DIY Terrarium Ideas

Terrariums are a collection of small succulents and plants that are typically housed in glass or clear containers, layered with other objects like rocks and soil. They not only give your home a unique, modern look, but are easy to maintain, plus great for small spaces. 
Predesigned, preplanted terrariums can be bought at many craft and home goods stores, but you can easily create your own terrarium to feature your own style and preferences. Consider these simple steps and ideas to help you make the ideal DIY terrarium.

Choosing a Container

The first step in creating a DIY terrarium is to choose the right container - either closed or open. Depending on your personal preference, you can use a variety of container shapes and sizes - ranging from salt and pepper shakers to Mason jars to hanging bulbs - to house your creation. Keep in mind, though, that closed and open terrariums provide different environments that are suitable for different types of plants.

Selecting Plants

The next step is to choose which plants will live in your terrarium. It's best to select plants that start small and grow slowly to keep maintenance at a minimum. Closed containers are best for low-maintenance plants that are humidity tolerant - like moss and ferns; open containers are ideal for plants that thrive in a dry environment - like succulents and cacti.

Creating a Terrarium

After choosing the container and plants, you're ready to start assembling your DIY terrarium.

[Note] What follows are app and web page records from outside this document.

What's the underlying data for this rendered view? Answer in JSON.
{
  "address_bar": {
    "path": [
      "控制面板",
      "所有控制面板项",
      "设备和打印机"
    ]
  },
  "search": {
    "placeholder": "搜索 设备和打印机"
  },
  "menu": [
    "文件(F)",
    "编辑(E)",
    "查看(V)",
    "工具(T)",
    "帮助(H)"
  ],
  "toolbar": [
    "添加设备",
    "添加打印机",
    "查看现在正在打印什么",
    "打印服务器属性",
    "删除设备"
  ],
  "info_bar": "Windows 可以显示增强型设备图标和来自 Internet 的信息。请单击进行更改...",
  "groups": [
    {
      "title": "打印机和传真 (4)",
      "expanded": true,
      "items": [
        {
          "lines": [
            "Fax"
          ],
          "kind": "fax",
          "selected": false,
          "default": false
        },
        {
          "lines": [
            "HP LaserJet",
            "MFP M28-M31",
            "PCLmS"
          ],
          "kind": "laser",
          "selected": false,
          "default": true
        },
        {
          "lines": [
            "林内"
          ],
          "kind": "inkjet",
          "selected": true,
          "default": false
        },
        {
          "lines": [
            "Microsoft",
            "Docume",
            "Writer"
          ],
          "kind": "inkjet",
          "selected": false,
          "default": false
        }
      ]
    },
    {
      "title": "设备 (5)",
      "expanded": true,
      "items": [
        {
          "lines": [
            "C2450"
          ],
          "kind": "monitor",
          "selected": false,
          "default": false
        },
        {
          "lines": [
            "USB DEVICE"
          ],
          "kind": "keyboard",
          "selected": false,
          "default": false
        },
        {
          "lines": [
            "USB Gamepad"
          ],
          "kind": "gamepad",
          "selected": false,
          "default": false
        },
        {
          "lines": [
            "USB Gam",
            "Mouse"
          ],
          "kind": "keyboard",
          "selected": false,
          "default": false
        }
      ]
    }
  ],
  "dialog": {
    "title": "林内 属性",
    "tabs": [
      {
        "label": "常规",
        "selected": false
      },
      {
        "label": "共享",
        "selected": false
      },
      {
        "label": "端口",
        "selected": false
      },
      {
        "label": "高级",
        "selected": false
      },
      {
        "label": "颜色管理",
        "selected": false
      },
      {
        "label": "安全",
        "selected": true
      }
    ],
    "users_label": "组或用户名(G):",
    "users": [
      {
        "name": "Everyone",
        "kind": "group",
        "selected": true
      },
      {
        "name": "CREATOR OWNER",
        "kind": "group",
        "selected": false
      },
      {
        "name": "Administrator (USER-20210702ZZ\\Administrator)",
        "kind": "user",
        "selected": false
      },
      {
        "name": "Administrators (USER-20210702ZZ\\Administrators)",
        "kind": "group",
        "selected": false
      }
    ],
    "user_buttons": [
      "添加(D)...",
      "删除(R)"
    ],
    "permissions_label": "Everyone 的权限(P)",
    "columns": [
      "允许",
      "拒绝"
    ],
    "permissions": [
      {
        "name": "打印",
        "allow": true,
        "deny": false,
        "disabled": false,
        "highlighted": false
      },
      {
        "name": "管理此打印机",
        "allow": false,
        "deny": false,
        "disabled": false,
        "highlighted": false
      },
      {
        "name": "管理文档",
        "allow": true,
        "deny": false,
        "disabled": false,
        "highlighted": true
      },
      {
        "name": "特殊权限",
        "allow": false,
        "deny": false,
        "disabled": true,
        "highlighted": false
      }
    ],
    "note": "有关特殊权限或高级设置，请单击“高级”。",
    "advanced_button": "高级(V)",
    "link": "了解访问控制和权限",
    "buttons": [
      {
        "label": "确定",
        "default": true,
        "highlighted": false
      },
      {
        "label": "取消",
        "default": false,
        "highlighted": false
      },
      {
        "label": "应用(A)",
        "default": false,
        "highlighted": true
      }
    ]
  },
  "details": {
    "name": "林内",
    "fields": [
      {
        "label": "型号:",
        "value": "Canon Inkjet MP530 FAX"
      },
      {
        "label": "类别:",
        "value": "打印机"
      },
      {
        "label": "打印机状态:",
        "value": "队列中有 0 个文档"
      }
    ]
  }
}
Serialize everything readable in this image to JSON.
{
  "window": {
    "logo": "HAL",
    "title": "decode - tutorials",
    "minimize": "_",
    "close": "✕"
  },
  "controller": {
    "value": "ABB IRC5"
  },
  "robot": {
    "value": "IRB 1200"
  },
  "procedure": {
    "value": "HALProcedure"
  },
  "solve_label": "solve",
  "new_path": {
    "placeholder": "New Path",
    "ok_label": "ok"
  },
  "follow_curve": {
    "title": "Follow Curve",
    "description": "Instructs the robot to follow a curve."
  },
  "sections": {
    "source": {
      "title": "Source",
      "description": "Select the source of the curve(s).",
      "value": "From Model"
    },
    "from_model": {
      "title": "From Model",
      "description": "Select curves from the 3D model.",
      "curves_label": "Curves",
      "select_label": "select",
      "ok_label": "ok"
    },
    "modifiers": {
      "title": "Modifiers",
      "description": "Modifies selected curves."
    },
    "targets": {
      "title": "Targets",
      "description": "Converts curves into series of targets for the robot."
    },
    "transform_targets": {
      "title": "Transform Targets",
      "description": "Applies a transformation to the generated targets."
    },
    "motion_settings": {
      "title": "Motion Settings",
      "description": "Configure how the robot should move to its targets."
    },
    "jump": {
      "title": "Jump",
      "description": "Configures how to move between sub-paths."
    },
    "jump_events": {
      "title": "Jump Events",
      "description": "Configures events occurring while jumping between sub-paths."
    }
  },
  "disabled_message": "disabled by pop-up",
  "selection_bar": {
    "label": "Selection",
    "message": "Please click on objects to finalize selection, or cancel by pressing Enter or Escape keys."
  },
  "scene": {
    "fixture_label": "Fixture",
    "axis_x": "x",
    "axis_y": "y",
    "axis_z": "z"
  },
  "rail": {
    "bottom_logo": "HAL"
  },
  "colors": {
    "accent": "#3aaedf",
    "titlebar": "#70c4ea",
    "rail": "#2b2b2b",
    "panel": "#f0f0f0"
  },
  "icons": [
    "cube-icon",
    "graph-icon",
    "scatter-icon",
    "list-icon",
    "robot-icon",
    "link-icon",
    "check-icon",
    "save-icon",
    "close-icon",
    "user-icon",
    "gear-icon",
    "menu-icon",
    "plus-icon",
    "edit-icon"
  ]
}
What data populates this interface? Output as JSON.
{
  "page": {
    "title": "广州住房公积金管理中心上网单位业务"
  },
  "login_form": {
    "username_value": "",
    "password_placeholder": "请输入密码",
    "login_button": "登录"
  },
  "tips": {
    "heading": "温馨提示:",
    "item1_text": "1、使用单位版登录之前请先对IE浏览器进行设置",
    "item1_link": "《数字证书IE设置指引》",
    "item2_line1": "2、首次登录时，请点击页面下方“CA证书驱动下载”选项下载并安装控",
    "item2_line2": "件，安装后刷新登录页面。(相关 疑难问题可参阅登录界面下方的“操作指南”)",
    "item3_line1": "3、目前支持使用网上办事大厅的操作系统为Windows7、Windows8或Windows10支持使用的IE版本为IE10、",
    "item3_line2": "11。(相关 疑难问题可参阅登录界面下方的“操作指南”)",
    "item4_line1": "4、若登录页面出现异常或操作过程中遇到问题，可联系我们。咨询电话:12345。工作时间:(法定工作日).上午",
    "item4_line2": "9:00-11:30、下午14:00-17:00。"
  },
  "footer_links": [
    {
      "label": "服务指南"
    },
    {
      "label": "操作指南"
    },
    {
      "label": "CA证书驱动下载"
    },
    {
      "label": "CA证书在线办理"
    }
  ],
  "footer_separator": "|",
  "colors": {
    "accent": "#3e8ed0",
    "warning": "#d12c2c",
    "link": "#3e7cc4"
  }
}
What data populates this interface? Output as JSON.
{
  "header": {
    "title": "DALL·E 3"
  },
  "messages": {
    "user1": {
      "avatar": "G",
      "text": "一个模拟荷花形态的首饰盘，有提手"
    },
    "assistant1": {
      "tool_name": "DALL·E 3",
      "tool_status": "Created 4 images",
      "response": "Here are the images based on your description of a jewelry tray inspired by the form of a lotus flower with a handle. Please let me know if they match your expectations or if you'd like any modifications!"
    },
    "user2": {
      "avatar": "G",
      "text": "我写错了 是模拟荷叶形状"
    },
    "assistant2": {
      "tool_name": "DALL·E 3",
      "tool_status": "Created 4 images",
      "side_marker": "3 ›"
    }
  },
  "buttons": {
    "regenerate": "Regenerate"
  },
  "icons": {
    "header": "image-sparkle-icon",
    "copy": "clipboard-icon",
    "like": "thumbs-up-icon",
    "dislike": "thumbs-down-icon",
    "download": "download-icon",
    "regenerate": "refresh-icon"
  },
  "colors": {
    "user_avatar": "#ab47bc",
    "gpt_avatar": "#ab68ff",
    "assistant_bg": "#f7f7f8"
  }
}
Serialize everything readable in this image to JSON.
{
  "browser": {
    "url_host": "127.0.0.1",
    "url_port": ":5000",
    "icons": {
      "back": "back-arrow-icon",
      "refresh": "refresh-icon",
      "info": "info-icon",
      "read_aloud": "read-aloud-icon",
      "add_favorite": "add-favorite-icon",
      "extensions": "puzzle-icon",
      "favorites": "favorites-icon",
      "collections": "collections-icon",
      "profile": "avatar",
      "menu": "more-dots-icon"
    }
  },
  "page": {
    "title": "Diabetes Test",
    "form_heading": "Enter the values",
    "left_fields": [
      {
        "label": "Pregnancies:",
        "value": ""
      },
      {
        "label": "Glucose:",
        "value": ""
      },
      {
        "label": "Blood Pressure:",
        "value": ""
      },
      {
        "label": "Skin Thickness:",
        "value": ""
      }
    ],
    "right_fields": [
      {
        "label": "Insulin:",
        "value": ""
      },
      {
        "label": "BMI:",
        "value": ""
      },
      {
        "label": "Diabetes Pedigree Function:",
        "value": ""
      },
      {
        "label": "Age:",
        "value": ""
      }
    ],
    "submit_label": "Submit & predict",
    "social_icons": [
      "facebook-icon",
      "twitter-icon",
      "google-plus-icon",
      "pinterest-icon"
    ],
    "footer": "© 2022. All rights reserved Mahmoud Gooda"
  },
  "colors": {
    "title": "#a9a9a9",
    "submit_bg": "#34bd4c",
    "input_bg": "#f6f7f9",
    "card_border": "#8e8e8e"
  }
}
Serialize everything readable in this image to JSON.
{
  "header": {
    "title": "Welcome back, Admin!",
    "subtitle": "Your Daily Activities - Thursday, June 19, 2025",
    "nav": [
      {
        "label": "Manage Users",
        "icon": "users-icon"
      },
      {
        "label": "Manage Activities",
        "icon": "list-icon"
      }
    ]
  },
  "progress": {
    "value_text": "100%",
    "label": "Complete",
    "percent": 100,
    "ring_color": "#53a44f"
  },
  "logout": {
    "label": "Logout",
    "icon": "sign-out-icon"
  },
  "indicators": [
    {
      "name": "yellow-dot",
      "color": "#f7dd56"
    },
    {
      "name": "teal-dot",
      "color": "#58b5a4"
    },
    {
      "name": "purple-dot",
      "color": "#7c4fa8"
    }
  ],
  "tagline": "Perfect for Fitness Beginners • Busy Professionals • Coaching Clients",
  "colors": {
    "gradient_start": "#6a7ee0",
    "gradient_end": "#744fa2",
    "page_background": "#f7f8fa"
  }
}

Begin by adding 1 to 3 inches of pea or aquarium gravel to the container. This will act as the reservoir and hold any excess water. Adding charcoal to this layer will also help eliminate any odor the standing water may create; the charcoal should be added to make a ½-inch layer.
Next, add a layer of moss to serve as a barrier for the soil and prevent the soil from draining into the water reservoir. Then add soil and begin to place selected plants in soil. Trim the plants to size and remove any dead leaves before planting. 
After assembling the layers of the terrarium, personalize it by adding shells from your favorite vacation spot or with seasonal décor, etc.
When it comes to maintaining a terrarium, it's important to avoid overwatering, as this can cause fungal disease and rotting. In a closed container, you should only see a bit of condensation on the inside walls; if the walls are completely fogged, it has been overwatered.
A closed container should only be watered once or twice a year, but continue to watch for wilting plants to ensure healthy plant life. An open container must be watered more frequently - every two to three weeks. If the soil is dry or the plants begin to wilt, add extra misting to your routine. 
Lastly, terrariums thrive best in bright, indirect light; do not place in direct sunlight or the heat will burn the plants.


The Dirt from Troy-Bilt®
January 2017